He, too, inherited a poor annual collection of P2 billion in 1998 but he was able to bring it up to P8 billion when he took over. This he did through reforms and programs for the city. “The proof that I did the right things was the people elected me for three consecutive terms,” Atienza said. This is a feat. He is only mayor of Manila to achieve that.
Manilans would not have reelected him if had not done the right things. What he did is for Manilans to see and experience: health centers and well-equipped hospitals, cheap medicines and nutrition programs.
When he says young Manilans, especially the poor were given quality education, he can point to the schools he set up during his term and how the students were able to compete with students elsewhere in the country.
Having been experienced in constituency politics he understands the needs of the people. High sounding rhetoric about caring for the poor will just not do. They will want concrete things done like the collection of garbage and the maintenance of roads. They want businesses to thrive to give them jobs and livelihood opportunities.
“They vote for you because it has made life more comfortable and not because you say you are good,” adds Atienza.
If he wins in this election, Lito Atienza has a hard job ahead of him with so much of what he began left to waste.
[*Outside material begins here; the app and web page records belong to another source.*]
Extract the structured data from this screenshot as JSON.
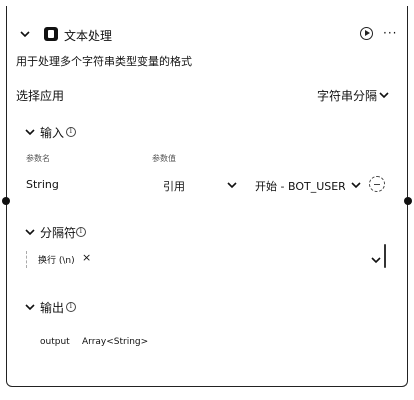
{
  "header": {
    "title": "文本处理",
    "description": "用于处理多个字符串类型变量的格式"
  },
  "app": {
    "label": "选择应用",
    "value": "字符串分隔"
  },
  "input": {
    "section_title": "输入",
    "col_param": "参数名",
    "col_value": "参数值",
    "row": {
      "name": "String",
      "type": "引用",
      "value": "开始 - BOT_USER"
    }
  },
  "separator": {
    "section_title": "分隔符",
    "tag": "换行 (\\n)",
    "tag_remove": "×"
  },
  "output": {
    "section_title": "输出",
    "name": "output",
    "type": "Array<String>"
  },
  "icons": {
    "collapse": "chevron-down-icon",
    "node": "text-node-icon",
    "run": "play-icon",
    "more": "more-icon"
  }
}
No wonder Manileños want him to return and restore his urban renewal and sustainable development program for the city. It was neglected under Lim’s tenure.